Where do your herd’s service sires rank?

 Resize text         Printer-friendly version of this article Printer-friendly version of this article

Net Merit (NM$) is a tool that can be used on dairy farms when making sire selection decisions. NM$ estimates lifetime profit based on incomes and expenses relevant for today’s dairy producers. Traits included in NM$ are: fat (lb.), protein (lb.), productive life (mo.), somatic cell score, udder composite, feet/leg composite, body size composite, daughter pregnancy rate and calving ability ($). More information about NM$ is reported in a previous Michigan State University Extension News article.

NM$ and other genetic evaluations for production and health/fitness traits are updated three times each year in April, August and December. Beginning in April 2013, dairy genetic evaluations have been calculated by the Council on Dairy Cattle Breeding (CDCB). They are labeled USDA-CDCB. The CDCB is comprised of various segments of the dairy industry including artificial insemination (AI) organizations, DHIA (Dairy Herd Information Associations), dairy processing centers and breed registry associations.

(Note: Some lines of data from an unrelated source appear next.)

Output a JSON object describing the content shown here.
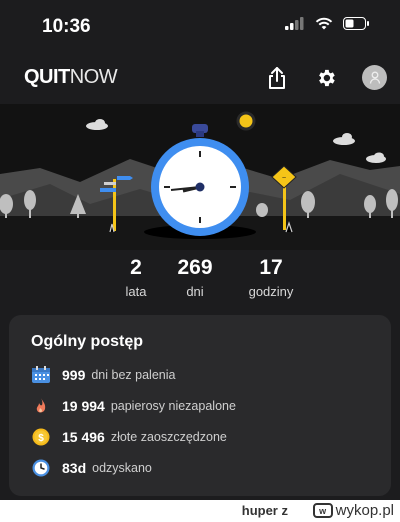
{
  "status_bar": {
    "time": "10:36"
  },
  "header": {
    "logo_bold": "QUIT",
    "logo_light": "NOW",
    "icons": [
      "share-icon",
      "gear-icon",
      "avatar-icon"
    ]
  },
  "stats": [
    {
      "value": "2",
      "label": "lata"
    },
    {
      "value": "269",
      "label": "dni"
    },
    {
      "value": "17",
      "label": "godziny"
    }
  ],
  "progress": {
    "title": "Ogólny postęp",
    "rows": [
      {
        "icon": "calendar-icon",
        "value": "999",
        "text": "dni bez palenia"
      },
      {
        "icon": "flame-icon",
        "value": "19 994",
        "text": "papierosy niezapalone"
      },
      {
        "icon": "coin-icon",
        "value": "15 496",
        "text": "złote zaoszczędzone"
      },
      {
        "icon": "clock-icon",
        "value": "83d",
        "text": "odzyskano"
      }
    ]
  },
  "footer": {
    "user": "huper",
    "suffix": "z",
    "brand": "wykop.pl"
  },
  "colors": {
    "accent_blue": "#3f8ef0",
    "clock_face": "#ffffff",
    "sun": "#f5c518",
    "calendar": "#4a90e2",
    "coin": "#f5b919"
  }
}
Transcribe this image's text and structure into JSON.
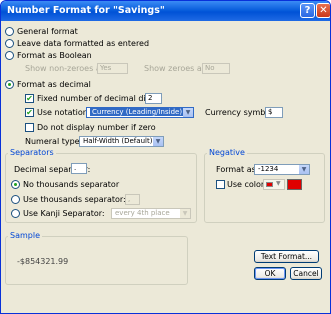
{
  "window": {
    "title": "Number Format for \"Savings\"",
    "help_glyph": "?",
    "close_glyph": "✕"
  },
  "formats": {
    "general": "General format",
    "leave": "Leave data formatted as entered",
    "boolean": "Format as Boolean",
    "show_nonzeroes_label": "Show non-zeroes as:",
    "show_nonzeroes_value": "Yes",
    "show_zeroes_label": "Show zeroes as:",
    "show_zeroes_value": "No",
    "decimal": "Format as decimal",
    "selected": "decimal"
  },
  "decimal": {
    "fixed_label": "Fixed number of decimal digits:",
    "fixed_value": "2",
    "fixed_checked": true,
    "notation_label": "Use notation:",
    "notation_value": "Currency (Leading/Inside)",
    "notation_checked": true,
    "currency_symbol_label": "Currency symbol:",
    "currency_symbol_value": "$",
    "no_zero_label": "Do not display number if zero",
    "no_zero_checked": false,
    "numeral_type_label": "Numeral type:",
    "numeral_type_value": "Half-Width (Default)"
  },
  "separators": {
    "title": "Separators",
    "decimal_sep_label": "Decimal separator:",
    "decimal_sep_value": ".",
    "no_thousands": "No thousands separator",
    "use_thousands": "Use thousands separator:",
    "thousands_value": ",",
    "use_kanji": "Use Kanji Separator:",
    "kanji_value": "every 4th place",
    "selected": "no_thousands"
  },
  "negative": {
    "title": "Negative",
    "format_as_label": "Format as:",
    "format_as_value": "-1234",
    "use_color_label": "Use color:",
    "use_color_checked": false,
    "color": "#e00000"
  },
  "sample": {
    "title": "Sample",
    "value": "-$854321.99"
  },
  "buttons": {
    "text_format": "Text Format...",
    "ok": "OK",
    "cancel": "Cancel"
  },
  "colors": {
    "title_bar": "#0a5fdc",
    "dialog_bg": "#ece9d8",
    "group_title": "#0046d5"
  }
}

The genetic merit of bulls marketed through AI organizations continues to improve with each release of updated genetic evaluations. Consequently, sire selection goals set by dairy producers a year ago may be outdated today.

The following table lists the NM$ values for various percentile ranking levels for each breed. Knowing where service sires rank relative to other active AI bulls is helpful in determining if the sires meet the herd’s genetic goals. To maximize genetic improvement using NM$ as your selection index, it is recommended that the service sires for your herd have an average at or above the 80th percentile.

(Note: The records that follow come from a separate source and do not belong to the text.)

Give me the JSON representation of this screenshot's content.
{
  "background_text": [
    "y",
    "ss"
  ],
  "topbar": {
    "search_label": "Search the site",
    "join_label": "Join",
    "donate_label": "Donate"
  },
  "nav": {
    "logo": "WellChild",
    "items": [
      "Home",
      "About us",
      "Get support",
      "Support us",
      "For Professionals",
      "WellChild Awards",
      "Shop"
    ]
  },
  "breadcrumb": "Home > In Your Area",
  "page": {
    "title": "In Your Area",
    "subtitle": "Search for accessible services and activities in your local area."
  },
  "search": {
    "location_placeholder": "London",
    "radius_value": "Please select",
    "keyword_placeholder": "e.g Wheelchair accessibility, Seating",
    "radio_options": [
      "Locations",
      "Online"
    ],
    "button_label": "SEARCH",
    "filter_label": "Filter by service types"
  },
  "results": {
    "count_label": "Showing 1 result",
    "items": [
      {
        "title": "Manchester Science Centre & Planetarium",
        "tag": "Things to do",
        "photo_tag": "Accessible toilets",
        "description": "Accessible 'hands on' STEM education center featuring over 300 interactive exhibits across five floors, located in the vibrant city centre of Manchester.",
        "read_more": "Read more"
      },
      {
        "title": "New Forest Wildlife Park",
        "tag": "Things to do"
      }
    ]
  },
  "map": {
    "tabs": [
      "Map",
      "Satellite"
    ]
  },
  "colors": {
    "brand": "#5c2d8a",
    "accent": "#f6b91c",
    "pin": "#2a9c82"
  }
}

NM$ levels of top percentiles for AI sires by breed. Aug. 2013 USDA-CDCB Sire Summary

 

 


Percentile Rank


60

70

80

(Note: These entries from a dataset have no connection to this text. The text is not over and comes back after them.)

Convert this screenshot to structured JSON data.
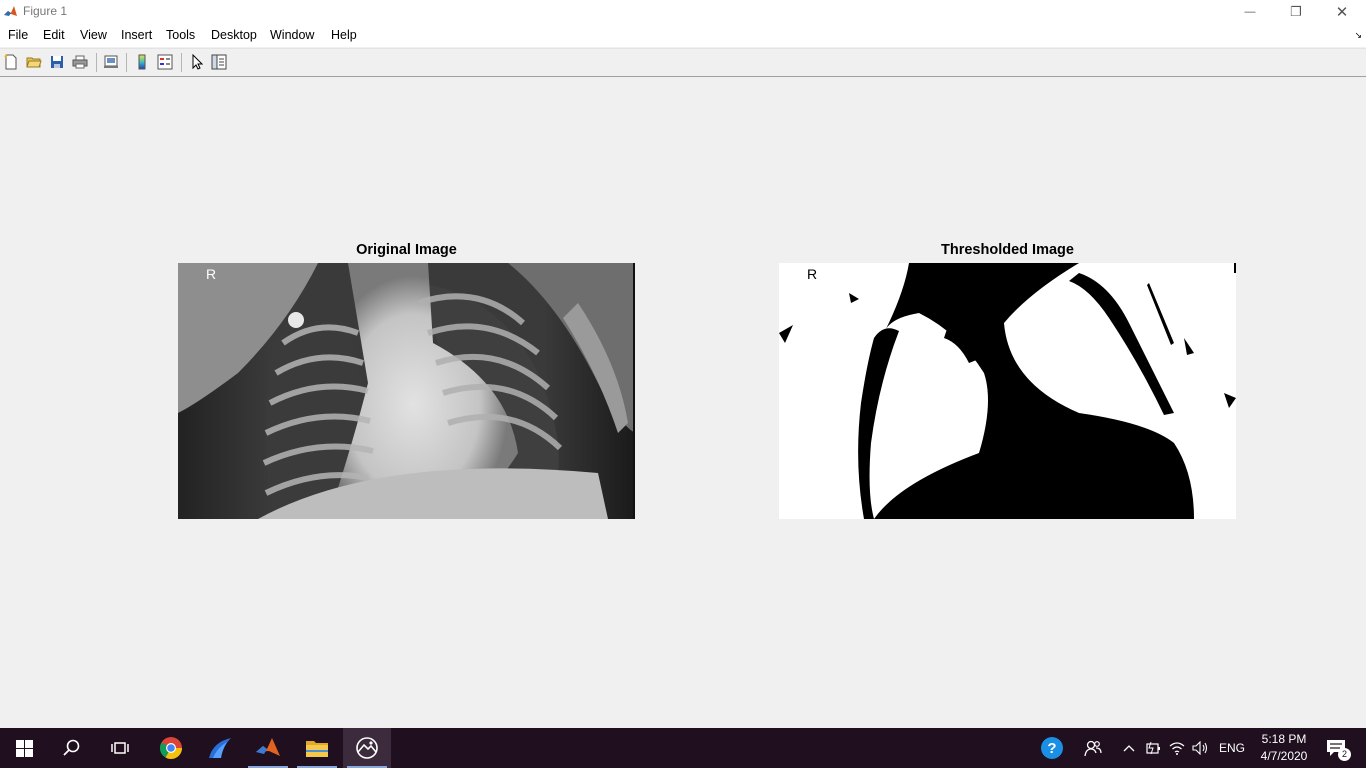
{
  "window": {
    "title": "Figure 1",
    "controls": {
      "minimize": "—",
      "restore": "❐",
      "close": "✕"
    }
  },
  "menu": {
    "items": [
      "File",
      "Edit",
      "View",
      "Insert",
      "Tools",
      "Desktop",
      "Window",
      "Help"
    ],
    "collapse_glyph": "↘"
  },
  "toolbar": {
    "buttons": [
      "new-figure",
      "open-file",
      "save",
      "print",
      "print-preview",
      "insert-colorbar",
      "insert-legend",
      "edit-plot",
      "plot-tools"
    ]
  },
  "figure": {
    "left_axes": {
      "title": "Original Image",
      "marker_letter": "R"
    },
    "right_axes": {
      "title": "Thresholded Image",
      "marker_letter": "R"
    }
  },
  "taskbar": {
    "apps": [
      "start",
      "search",
      "task-view",
      "chrome",
      "wing-ide",
      "matlab",
      "file-explorer",
      "image-viewer"
    ],
    "language": "ENG",
    "time": "5:18 PM",
    "date": "4/7/2020",
    "notification_count": "2",
    "colors": {
      "background": "#1f0f1f",
      "accent": "#8aa8e0"
    }
  }
}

85

90

95


Breed

  Net Merit $ Level

 


Ayrshire (19)a

265

271

283

336

349

378


Brown Swiss (36)

238

280

320

386

424

430


Guernsey (23)

179

235

301

362

417

456


Holstein (588)

414

452

496

526

560

596


Jersey (122)

322

354

393

424

442

473










 

a Number of bulls in the current active AI population for each breed are in parentheses.

Dairy producers can select from a growing number of service sires. The availability of genomic-tested young sires has increased significantly. To show the trends in the number of genomic-tested young sires being marketed in the past 4 years, data from the August genetic releases from 2010 to 2013 are listed below.

Year

Number Bulls

2010

493

2011

720

2012

920

2013

1,211

To ensure that a herd’s replacement heifers will be genetically superior, sire selection criteria should be reviewed and updated periodically. It is important to communicate these goals with semen sales representatives also.

Net Merit $ can be used as a key selection tool to identify high ranking service sires. Use the percentile ranking information to determine where your current group of service sires rank.



Comments (0) Leave a comment 

Name
e-Mail (required)
Location

Comment:

characters left


Roll-Belt™ 560 Round Baler

The New Holland's Roll-Belt 560 5'x 6' round baler delivers two elements producers ask for the most: higher baling capacity ... Read More

View all Products in this segment

View All Buyers Guides

Feedback Form
Leads to Insight